Organization | Inducted 2022
Homocore Chicago was a concert promotion organization founded by Joanna Brown and Mark Freitas in 1992 with the goal of providing queer or all-girl punk bands a safe place to perform to a crowd of their peers without the fear of harassment. The first Homocore Chicago show was on November 13, 1992, and the series ran until May 20, 2000. The crowds increased from around 50 at the very first show to well over 500 at the final show.
Throughout the eight-year run, Homocore Chicago stayed true to its beliefs of providing a safe space for queers and women along with a philanthropic spirit. Homocore Chicago put on numerous benefits, just some of them being for: Chicago Women and Aids Project, Needle Exchange, Food Not Bombs, Teen Living (now Ignite), and many other shows benefiting queer and HIV-related organizations. As well, any other supportive services of interest were welcome to table at their events. The final show was a benefit for the feminist film group, Women in the Director’s Chair, Homocore Chicago also gave all profits above costs to the bands performing.
Homocore was one of the first to encourage a mixed-gender crowd no matter the gender of the band members performing. Homocore Chicago was also one of the first to present all-ages events, ensuring that LGBT youth had a safe space to gather and were able to enjoy queer punk-oriented performances in a safe and welcoming environment.
From the beginning, Homocore Chicago was recognized in the straight and gay press as a much-needed concept. Throughout the years, Homocore Chicago was profiled in numerous magazines and newspapers, including feature stories in Rolling Stone and the New York Times. A June 19, 2019 Chicago Reader cover story entitled “How Homocore Chicago Kicked Open the Gates for Queer Punks” went into detail about how the legacy of Homocore Chicago enabled the future of queercore in the city. Homocore Chicago had dedicated chapters in the books “DIY-The Rise of LO-FI” and a chapter and numerous mentions in the recent oral history “Queercore-How to Punk a Revolution”. Homocore Chicago was also a featured part of Gerber Hart Archives’ recent display on queer 90’s activism.

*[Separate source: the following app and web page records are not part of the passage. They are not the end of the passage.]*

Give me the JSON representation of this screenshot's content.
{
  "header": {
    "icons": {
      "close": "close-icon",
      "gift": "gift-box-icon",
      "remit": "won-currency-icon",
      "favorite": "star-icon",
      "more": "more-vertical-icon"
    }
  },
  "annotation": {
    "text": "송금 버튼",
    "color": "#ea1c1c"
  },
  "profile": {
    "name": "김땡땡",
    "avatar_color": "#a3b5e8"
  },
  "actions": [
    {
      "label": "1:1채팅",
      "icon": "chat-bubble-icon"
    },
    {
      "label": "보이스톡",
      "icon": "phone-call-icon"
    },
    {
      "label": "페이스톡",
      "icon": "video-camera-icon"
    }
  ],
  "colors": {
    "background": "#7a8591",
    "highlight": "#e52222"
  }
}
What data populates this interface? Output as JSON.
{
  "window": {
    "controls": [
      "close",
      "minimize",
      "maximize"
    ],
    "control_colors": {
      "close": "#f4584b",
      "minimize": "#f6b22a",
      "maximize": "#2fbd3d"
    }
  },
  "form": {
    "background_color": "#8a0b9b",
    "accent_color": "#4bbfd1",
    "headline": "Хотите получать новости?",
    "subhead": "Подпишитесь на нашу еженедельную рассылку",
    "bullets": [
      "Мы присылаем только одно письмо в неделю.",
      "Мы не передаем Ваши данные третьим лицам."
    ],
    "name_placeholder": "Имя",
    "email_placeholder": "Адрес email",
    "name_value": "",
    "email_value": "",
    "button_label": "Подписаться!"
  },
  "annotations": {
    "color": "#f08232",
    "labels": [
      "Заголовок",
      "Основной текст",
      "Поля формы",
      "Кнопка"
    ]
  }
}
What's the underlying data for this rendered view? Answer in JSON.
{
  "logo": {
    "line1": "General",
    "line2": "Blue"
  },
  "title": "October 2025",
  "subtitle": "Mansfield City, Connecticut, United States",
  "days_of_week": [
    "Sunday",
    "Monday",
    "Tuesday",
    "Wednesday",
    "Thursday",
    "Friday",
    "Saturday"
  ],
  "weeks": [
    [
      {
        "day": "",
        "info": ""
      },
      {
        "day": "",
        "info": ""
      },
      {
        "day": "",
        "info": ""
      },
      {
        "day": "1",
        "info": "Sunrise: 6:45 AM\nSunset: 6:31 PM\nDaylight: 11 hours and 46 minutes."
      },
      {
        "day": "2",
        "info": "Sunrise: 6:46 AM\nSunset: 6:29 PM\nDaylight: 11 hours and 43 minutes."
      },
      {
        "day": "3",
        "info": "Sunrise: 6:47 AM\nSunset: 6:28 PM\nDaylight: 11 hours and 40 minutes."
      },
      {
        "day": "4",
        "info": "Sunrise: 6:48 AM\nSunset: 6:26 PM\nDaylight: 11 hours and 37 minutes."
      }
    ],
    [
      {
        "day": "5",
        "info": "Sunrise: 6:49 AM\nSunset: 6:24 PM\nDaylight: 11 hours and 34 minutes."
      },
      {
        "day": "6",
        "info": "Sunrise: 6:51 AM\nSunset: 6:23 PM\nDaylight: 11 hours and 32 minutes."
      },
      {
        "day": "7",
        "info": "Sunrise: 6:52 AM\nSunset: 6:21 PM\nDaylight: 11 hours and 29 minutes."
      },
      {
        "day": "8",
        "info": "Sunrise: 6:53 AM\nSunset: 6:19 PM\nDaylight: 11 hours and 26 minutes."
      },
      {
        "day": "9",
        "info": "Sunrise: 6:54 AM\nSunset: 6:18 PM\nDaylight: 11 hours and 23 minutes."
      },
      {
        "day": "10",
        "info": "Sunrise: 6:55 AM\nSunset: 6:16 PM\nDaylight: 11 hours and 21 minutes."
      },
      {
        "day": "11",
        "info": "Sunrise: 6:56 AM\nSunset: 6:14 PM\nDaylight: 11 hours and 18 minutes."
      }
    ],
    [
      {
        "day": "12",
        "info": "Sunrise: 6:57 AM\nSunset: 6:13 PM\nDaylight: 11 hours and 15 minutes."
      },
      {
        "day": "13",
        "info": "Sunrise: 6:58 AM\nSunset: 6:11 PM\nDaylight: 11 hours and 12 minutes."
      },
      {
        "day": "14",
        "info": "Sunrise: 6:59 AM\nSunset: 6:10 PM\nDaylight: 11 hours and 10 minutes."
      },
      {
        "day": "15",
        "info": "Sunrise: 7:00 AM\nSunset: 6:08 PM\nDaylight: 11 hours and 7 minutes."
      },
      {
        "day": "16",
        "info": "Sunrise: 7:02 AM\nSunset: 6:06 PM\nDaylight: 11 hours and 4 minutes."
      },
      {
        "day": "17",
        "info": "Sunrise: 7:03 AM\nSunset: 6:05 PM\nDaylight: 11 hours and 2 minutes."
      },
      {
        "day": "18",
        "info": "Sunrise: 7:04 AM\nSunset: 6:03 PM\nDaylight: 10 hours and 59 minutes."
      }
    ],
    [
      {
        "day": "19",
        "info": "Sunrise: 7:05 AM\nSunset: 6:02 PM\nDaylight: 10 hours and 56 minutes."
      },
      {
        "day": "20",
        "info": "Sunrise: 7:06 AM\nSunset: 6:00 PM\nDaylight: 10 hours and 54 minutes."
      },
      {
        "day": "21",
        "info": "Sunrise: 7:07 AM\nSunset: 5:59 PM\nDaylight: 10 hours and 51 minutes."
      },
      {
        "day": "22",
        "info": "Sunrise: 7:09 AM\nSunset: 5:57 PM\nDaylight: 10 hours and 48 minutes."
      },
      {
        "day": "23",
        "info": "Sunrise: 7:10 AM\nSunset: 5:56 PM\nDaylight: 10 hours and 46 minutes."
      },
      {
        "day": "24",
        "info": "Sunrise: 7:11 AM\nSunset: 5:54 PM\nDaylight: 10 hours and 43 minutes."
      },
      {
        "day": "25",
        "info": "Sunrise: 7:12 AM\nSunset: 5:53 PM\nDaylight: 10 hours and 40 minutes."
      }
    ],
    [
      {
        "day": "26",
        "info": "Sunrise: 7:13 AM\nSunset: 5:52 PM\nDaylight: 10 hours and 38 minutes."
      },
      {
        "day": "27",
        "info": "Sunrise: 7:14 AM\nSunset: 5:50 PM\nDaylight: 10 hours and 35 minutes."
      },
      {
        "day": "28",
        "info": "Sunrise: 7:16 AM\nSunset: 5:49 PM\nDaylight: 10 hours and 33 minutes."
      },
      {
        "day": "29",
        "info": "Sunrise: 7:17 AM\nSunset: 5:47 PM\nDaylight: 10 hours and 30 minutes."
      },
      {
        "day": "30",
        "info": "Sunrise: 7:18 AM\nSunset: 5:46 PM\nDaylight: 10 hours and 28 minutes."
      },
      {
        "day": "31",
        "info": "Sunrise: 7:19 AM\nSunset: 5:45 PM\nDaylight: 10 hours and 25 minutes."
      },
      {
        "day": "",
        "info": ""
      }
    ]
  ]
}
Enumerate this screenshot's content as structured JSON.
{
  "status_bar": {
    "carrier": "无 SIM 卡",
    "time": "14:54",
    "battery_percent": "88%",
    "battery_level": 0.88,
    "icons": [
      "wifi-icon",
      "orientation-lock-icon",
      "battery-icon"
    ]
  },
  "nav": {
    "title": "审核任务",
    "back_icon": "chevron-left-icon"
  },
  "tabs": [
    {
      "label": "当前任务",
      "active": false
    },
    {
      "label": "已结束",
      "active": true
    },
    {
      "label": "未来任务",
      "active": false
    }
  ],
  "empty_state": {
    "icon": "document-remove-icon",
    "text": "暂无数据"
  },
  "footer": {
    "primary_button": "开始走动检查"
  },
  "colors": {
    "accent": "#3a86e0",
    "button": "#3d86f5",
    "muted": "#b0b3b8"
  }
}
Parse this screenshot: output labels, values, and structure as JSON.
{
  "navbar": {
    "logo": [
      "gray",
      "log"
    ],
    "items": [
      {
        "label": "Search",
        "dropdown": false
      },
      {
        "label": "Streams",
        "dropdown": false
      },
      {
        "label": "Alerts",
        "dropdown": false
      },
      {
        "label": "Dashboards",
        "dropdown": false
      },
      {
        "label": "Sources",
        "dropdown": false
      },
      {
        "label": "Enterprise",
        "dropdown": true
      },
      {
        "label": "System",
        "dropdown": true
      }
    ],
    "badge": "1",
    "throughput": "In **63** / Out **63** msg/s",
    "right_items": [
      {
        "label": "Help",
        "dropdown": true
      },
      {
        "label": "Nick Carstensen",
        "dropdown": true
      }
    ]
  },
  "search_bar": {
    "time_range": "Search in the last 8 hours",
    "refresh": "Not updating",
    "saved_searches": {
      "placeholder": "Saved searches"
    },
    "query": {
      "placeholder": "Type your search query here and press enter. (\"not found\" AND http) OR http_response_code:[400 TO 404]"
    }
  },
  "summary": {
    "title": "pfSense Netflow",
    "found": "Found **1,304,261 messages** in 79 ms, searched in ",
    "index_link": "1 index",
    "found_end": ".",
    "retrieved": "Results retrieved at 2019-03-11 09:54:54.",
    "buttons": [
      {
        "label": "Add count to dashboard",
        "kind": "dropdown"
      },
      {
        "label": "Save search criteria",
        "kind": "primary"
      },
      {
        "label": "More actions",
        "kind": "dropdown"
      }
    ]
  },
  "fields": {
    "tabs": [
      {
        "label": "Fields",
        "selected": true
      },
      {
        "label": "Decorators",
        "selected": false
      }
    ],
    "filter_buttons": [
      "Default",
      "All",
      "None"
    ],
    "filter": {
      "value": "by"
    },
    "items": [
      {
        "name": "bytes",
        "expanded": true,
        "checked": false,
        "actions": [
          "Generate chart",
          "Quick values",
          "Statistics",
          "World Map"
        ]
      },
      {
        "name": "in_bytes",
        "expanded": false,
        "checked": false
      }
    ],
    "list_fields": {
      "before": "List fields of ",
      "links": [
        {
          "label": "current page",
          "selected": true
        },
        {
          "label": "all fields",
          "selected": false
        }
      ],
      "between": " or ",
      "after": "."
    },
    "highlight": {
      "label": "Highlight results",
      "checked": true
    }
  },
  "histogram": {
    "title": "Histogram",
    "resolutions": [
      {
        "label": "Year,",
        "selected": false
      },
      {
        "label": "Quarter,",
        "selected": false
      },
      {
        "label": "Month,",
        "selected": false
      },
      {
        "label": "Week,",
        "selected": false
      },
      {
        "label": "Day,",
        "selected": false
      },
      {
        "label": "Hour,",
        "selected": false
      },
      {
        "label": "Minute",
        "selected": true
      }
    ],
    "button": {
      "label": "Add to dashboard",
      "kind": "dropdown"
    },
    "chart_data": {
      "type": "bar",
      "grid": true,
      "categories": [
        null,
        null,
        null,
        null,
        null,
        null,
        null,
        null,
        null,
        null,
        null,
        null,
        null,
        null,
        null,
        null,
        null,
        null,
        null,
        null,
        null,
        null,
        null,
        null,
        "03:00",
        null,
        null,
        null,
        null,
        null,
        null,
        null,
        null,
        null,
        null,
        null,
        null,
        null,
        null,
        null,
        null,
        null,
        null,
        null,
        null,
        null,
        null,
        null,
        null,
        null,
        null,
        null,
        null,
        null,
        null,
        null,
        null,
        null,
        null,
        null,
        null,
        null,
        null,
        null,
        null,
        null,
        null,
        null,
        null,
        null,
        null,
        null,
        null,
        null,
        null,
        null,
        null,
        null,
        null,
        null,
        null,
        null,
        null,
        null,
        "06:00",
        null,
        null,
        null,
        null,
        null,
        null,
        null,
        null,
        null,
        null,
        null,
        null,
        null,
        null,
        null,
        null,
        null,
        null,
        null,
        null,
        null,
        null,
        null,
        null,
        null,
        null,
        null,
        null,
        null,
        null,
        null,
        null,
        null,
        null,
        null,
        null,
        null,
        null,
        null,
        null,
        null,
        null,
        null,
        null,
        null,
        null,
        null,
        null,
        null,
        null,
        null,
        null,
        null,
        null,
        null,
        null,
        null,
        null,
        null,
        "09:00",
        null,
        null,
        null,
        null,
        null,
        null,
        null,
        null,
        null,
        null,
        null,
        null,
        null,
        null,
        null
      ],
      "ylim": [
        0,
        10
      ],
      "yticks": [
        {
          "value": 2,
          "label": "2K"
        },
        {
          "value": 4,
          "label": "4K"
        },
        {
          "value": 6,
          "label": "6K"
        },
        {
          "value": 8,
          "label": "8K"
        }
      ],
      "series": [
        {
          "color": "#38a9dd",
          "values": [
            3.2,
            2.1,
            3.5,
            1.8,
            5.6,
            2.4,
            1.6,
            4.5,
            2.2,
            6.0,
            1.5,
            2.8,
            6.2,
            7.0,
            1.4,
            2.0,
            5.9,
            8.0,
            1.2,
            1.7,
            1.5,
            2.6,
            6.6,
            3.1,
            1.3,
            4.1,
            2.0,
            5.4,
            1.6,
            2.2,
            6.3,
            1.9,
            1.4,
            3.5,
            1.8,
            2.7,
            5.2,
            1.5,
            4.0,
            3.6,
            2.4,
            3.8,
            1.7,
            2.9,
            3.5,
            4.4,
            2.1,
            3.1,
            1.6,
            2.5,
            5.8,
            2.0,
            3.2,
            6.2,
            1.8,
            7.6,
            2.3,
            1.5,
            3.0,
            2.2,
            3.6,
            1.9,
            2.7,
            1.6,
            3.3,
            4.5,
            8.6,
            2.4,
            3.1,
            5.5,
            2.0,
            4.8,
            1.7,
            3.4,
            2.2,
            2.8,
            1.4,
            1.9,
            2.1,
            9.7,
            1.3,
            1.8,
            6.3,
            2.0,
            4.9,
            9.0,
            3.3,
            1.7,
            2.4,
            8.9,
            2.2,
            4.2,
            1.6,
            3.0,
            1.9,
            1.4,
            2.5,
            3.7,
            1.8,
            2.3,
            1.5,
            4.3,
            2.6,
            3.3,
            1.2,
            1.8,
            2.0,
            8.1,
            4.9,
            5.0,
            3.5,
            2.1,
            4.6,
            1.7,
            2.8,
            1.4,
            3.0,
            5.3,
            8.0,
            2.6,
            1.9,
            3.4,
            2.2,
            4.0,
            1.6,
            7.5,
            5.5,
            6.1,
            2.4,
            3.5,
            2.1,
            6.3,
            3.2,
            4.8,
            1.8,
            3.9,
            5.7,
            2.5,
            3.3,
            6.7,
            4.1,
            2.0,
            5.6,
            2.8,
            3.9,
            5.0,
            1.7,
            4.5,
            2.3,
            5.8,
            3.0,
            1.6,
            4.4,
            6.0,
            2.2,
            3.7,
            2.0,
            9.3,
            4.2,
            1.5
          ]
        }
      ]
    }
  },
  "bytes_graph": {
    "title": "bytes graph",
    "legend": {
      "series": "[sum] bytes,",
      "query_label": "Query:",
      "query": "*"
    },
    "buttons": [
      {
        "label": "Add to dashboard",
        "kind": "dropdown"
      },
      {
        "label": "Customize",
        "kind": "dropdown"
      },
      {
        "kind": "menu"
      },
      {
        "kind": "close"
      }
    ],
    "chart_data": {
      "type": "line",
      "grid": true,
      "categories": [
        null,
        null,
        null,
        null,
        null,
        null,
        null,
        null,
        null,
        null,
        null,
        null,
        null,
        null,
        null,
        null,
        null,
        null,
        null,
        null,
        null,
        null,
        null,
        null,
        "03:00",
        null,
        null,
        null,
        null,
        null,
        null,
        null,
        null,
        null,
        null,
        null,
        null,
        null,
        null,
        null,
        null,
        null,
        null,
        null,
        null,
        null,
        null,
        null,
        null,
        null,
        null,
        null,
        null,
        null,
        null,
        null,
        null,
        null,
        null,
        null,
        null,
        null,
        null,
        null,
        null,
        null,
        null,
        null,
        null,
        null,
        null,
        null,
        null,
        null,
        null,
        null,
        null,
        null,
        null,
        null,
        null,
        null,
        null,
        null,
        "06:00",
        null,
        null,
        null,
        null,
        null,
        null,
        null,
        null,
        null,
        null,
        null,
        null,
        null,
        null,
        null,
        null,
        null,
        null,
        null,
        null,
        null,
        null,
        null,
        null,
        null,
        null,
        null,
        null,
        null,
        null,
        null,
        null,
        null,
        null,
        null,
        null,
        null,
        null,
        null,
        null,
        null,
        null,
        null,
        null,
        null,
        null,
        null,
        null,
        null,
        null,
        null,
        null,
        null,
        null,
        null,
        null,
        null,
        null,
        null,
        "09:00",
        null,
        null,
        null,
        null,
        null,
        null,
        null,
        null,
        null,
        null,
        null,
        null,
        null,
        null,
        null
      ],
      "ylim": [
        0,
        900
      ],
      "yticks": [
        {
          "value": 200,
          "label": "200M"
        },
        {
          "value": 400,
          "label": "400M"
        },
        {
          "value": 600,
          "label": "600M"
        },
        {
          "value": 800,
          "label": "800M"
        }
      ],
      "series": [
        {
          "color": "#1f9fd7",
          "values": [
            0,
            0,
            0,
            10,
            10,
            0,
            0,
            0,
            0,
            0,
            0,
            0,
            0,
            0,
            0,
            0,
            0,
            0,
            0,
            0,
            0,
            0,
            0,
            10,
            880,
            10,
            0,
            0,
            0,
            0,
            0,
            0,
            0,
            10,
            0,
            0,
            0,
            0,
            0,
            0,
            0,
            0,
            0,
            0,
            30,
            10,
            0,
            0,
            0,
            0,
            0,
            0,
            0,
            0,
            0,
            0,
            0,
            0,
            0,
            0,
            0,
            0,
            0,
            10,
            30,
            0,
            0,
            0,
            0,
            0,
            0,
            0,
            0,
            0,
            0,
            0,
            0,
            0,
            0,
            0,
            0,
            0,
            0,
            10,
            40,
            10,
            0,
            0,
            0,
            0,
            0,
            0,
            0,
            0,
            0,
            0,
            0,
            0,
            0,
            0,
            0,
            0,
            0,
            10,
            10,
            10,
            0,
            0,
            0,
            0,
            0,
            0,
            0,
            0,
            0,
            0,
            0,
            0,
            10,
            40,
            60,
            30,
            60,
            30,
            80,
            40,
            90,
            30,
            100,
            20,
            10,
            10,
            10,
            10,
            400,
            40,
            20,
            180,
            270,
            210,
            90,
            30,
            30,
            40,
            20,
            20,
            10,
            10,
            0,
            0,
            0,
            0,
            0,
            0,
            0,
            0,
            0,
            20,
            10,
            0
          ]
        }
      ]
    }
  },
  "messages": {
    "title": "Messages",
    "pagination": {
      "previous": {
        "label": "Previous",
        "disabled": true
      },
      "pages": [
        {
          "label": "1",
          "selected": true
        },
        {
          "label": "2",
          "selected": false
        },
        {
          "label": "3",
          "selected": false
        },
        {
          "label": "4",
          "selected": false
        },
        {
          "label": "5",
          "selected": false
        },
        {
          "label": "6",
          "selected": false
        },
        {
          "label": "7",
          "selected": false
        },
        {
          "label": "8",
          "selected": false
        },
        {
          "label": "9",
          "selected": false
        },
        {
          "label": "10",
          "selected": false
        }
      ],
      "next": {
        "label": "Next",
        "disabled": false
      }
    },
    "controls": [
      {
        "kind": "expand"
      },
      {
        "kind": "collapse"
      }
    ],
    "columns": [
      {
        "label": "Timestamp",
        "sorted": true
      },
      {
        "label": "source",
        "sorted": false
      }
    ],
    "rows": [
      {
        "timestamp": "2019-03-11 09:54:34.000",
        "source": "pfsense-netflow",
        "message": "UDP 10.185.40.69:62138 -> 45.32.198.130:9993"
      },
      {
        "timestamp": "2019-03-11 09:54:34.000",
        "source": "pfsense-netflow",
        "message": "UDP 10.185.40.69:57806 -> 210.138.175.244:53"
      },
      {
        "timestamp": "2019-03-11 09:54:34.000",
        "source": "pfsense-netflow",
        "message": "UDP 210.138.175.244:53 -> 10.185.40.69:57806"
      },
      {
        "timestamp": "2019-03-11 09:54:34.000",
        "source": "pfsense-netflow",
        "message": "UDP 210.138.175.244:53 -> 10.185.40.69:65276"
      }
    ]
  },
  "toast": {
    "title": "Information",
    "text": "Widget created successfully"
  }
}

Homocore Chicago laid the foundation for Chicago’s queercore community. Still being acknowledged as a pioneer, Homocore Chicago made the city the physical home of a movement recognized internationally as changing the face of LGBT and what it could mean.